▶ **What to produce**
The word "value" occurs in some lines of the data. Return each such line.

▶ **Extracted entries**
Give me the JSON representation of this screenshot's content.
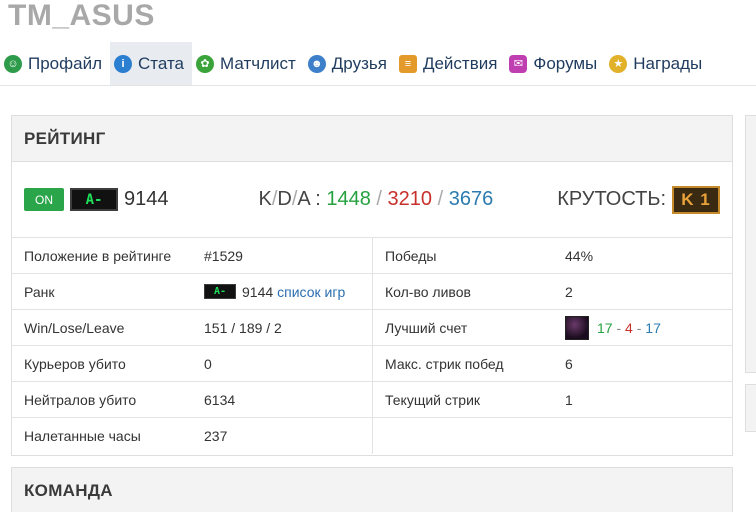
{
  "user": {
    "name": "TM_ASUS"
  },
  "tabs": [
    {
      "label": "Профайл",
      "icon": "profile-icon",
      "color": "#2e9b4a"
    },
    {
      "label": "Стата",
      "icon": "stats-icon",
      "color": "#2a7fd1"
    },
    {
      "label": "Матчлист",
      "icon": "matchlist-icon",
      "color": "#3aa33a"
    },
    {
      "label": "Друзья",
      "icon": "friends-icon",
      "color": "#3e7fc9"
    },
    {
      "label": "Действия",
      "icon": "actions-icon",
      "color": "#e49a2a"
    },
    {
      "label": "Форумы",
      "icon": "forums-icon",
      "color": "#c03fb0"
    },
    {
      "label": "Награды",
      "icon": "awards-icon",
      "color": "#e2b12a"
    }
  ],
  "rating": {
    "title": "РЕЙТИНГ",
    "status": "ON",
    "rank": "A-",
    "value": "9144",
    "kda_label": "K/D/A :",
    "kda_k_letter": "K",
    "kda_d_letter": "D",
    "kda_a_letter": "A",
    "kills": "1448",
    "deaths": "3210",
    "assists": "3676",
    "coolness_label": "КРУТОСТЬ:",
    "coolness_badge": "K 1"
  },
  "stats_left": [
    {
      "label": "Положение в рейтинге",
      "value": "#1529"
    },
    {
      "label": "Ранк",
      "rank": "A-",
      "value": "9144",
      "link": "список игр"
    },
    {
      "label": "Win/Lose/Leave",
      "value": "151 / 189 / 2"
    },
    {
      "label": "Курьеров убито",
      "value": "0"
    },
    {
      "label": "Нейтралов убито",
      "value": "6134"
    },
    {
      "label": "Налетанные часы",
      "value": "237"
    }
  ],
  "stats_right": [
    {
      "label": "Победы",
      "value": "44%"
    },
    {
      "label": "Кол-во ливов",
      "value": "2"
    },
    {
      "label": "Лучший счет",
      "k": "17",
      "d": "4",
      "a": "17"
    },
    {
      "label": "Макс. стрик побед",
      "value": "6"
    },
    {
      "label": "Текущий стрик",
      "value": "1"
    }
  ],
  "team": {
    "title": "КОМАНДА"
  }
}
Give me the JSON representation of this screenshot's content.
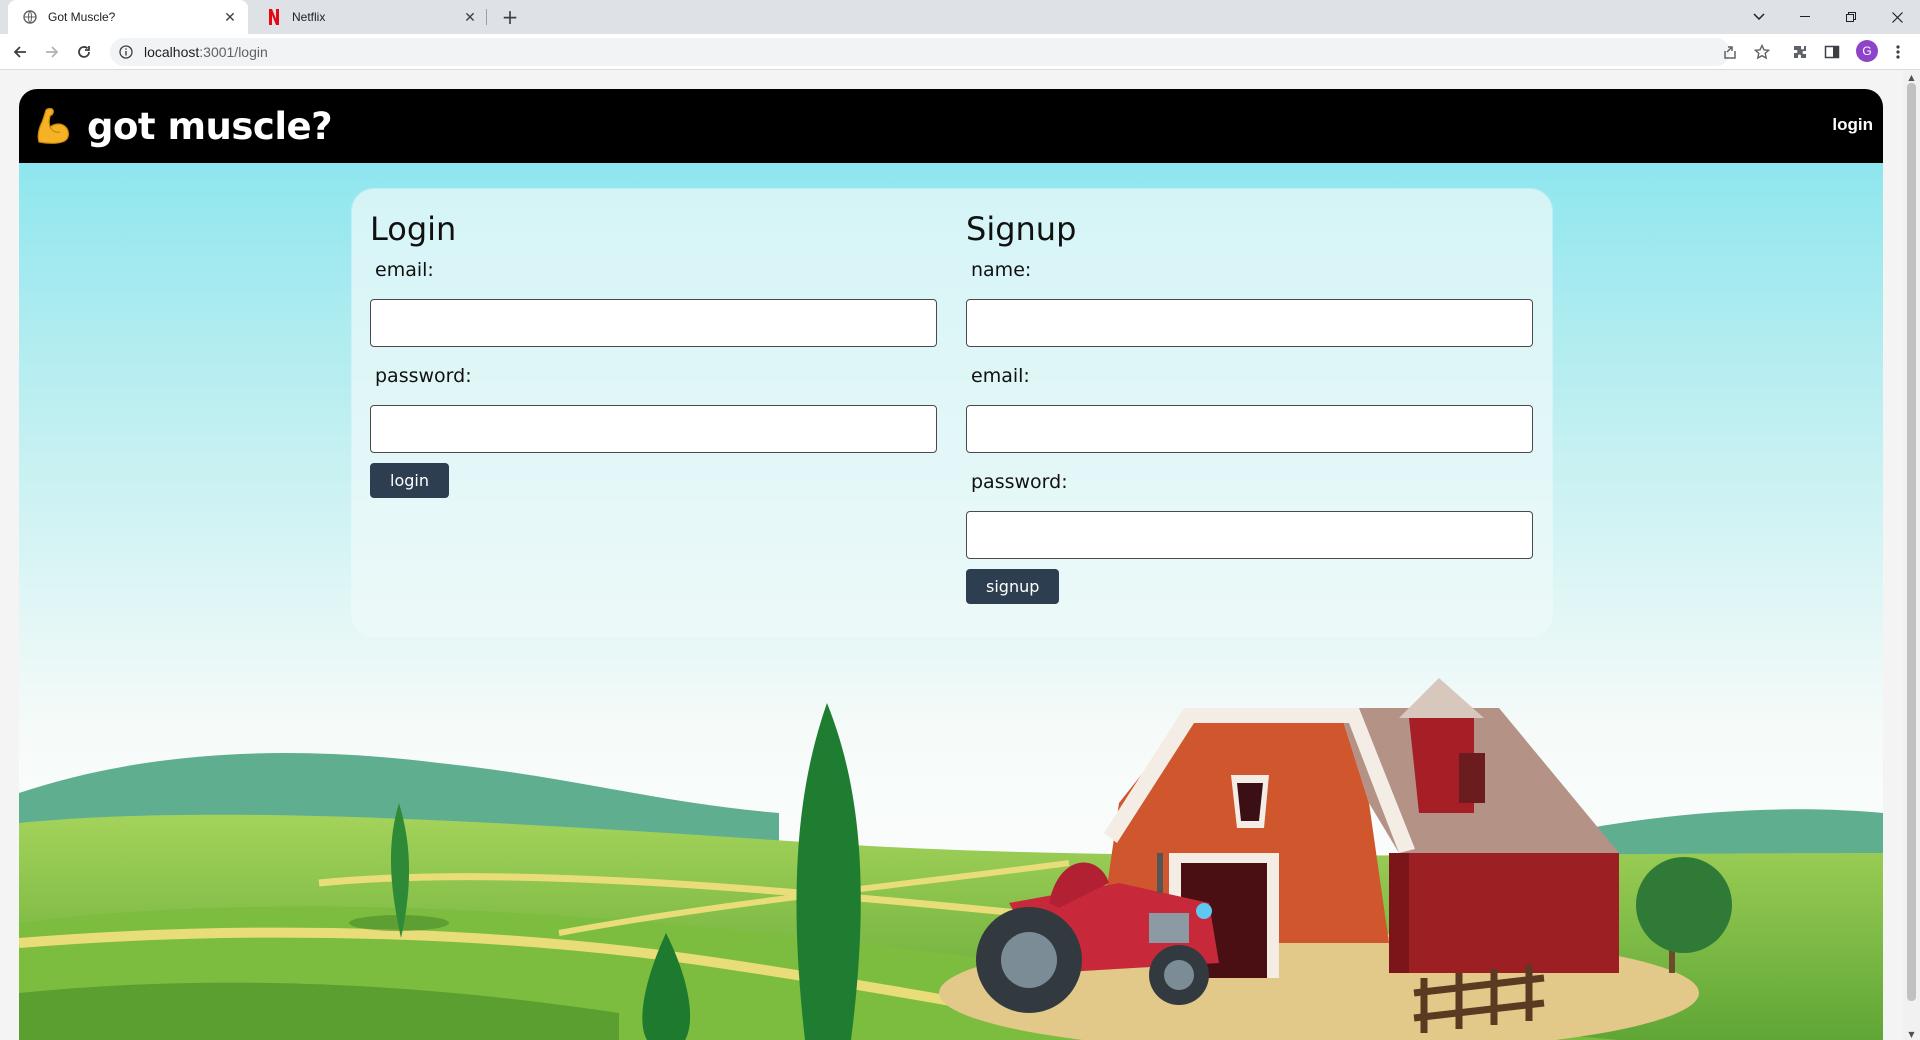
{
  "browser": {
    "tabs": [
      {
        "title": "Got Muscle?",
        "active": true
      },
      {
        "title": "Netflix",
        "active": false
      }
    ],
    "url": {
      "host": "localhost",
      "path": ":3001/login"
    },
    "profile_initial": "G"
  },
  "navbar": {
    "brand": "got muscle?",
    "login_link": "login"
  },
  "login": {
    "title": "Login",
    "email_label": "email:",
    "password_label": "password:",
    "button": "login"
  },
  "signup": {
    "title": "Signup",
    "name_label": "name:",
    "email_label": "email:",
    "password_label": "password:",
    "button": "signup"
  },
  "colors": {
    "navbar_bg": "#000000",
    "button_bg": "#2c3e50",
    "sky_top": "#8fe6ee",
    "grass": "#7fc242",
    "barn_red": "#c0432b"
  }
}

▶ **Solution for this exercise**
    "value": "9144",
      "value": "#1529"
      "value": "9144",
      "value": "151 / 189 / 2"
      "value": "0"
      "value": "6134"
      "value": "237"
      "value": "44%"
      "value": "2"
      "value": "6"
      "value": "1"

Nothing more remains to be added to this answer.